Could Your Listing’s Landscape Be Too Perfect?

September 11, 2019

There’s a such thing as having your curb appeal that appears too good. It could even scare off some buyers.

“I see many home buyers looking for yards that don’t require a lot of maintenance,” Monica Kemp, a real estate professional with Coldwell Banker Residential Brokerage and a staging professional in Leesburg, Va., told realtor.com®. “It can be generational—a lot of younger, first-time buyers don’t want to be home all day gardening or dealing with the lawn.”

A large landscape filled with perfectly manicured, abundant flower beds may appear as too much work with upkeep for some potential home shoppers.

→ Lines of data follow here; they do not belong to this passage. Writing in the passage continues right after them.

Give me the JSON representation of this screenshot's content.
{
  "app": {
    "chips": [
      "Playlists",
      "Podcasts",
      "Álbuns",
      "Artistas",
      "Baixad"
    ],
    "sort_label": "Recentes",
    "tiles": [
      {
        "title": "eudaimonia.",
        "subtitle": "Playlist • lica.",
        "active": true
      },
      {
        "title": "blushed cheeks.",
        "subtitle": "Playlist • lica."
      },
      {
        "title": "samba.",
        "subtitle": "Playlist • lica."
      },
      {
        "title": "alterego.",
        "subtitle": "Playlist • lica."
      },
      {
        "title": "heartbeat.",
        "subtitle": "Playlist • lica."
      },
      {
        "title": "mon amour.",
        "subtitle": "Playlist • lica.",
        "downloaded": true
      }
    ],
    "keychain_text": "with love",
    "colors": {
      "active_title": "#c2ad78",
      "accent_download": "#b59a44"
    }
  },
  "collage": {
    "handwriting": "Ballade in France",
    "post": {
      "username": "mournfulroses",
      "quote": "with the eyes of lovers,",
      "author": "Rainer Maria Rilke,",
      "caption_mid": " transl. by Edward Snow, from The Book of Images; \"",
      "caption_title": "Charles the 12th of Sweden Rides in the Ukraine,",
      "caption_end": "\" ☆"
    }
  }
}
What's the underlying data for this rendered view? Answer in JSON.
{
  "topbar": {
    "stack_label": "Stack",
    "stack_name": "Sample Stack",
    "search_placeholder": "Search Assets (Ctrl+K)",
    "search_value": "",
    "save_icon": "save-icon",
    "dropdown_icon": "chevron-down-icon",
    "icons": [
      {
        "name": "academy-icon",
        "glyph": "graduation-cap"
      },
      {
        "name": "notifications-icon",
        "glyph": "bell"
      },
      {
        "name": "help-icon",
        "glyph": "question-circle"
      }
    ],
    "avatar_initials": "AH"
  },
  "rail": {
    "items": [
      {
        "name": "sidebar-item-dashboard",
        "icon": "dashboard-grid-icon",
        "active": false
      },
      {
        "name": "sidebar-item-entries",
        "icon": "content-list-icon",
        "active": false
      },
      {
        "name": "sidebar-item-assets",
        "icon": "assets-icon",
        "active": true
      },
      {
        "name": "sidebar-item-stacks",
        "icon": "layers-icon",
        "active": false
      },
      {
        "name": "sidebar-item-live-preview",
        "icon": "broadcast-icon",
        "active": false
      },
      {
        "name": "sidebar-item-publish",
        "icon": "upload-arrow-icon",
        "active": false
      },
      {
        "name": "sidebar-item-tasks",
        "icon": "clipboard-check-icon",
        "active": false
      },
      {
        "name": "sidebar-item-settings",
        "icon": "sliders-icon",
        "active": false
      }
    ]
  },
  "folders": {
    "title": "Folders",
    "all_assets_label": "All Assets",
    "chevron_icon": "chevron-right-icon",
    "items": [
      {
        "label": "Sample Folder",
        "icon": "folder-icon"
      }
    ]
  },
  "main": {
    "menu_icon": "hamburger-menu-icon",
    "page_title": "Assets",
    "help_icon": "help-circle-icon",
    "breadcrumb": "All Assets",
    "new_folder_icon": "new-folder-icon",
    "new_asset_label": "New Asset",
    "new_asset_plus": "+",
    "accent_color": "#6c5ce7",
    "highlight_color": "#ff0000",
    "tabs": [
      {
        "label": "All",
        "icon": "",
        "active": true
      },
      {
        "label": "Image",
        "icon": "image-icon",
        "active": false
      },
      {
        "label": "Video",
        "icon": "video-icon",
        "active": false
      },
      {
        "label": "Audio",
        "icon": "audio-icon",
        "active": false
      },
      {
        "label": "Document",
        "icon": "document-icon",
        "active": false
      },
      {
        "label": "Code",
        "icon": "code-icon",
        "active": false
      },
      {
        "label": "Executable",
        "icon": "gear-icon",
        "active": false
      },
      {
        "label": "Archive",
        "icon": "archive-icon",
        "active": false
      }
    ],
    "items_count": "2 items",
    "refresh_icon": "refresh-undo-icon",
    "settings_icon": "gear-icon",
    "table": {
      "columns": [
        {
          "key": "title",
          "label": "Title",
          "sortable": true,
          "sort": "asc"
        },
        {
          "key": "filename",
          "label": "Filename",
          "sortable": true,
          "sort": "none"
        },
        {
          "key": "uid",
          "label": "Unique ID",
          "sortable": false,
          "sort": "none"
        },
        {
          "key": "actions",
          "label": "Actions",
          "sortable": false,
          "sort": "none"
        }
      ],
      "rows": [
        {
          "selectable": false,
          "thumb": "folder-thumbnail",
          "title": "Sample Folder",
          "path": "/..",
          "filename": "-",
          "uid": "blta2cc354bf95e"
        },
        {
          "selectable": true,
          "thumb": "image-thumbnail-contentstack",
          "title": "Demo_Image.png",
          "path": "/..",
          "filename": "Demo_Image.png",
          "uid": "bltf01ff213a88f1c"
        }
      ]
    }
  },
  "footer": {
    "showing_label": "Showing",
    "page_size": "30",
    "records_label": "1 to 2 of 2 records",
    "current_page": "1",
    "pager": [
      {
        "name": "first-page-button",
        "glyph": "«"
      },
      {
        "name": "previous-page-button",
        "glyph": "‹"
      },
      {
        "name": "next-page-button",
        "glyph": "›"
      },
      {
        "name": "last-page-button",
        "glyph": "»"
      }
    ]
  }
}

“A beautiful garden is more of a benefit to sellers than a deterrent, but there’s definitely a percentage of buyers in the marketplace that don’t feel comfortable with that amount of landscaping,” Andrea Duane, a real estate pros with Coldwell Banker in El Dorado Hills, Calif., told realtor.com®. “It may feel daunting because they’ve never owned a home before or they just don’t have a green thumb.”

That’s why some real estate and staging pros are recommending that sellers tout in the marketing if they have an in-ground irrigation system or easy-to-care plants in their landscape. Also, they may recommend homeowners declutter involved landscapes prior to putting their home up for sale. Divide overgrown plants, scale back plants that require a lot of care (move them to pots to take with you), and watch what type of plants you add. Perennial plants that grow back year after year can be a great selling point in a landscape, Kemp says. On the other hand, annuals—which may be more colorful—only last a year. Some buyers may view them as high-maintenance to maintain in a landscape.

“Annuals can really make your house look nice, but I wouldn't do an entire yardful—maybe just along your walkways, with some planters on your front stoop, or by the slider doors on your back deck, just for pops of color,” Kemp says.

For sellers with involved landscapes, they may want to leave some notes to the new owners on how to most efficiently care for it. Sellers also may want to draw up a garden plan so buyers can see the plant varieties and what times of year they tend to blossom, Kemp says. Include the names of flowers and seasonal care tips.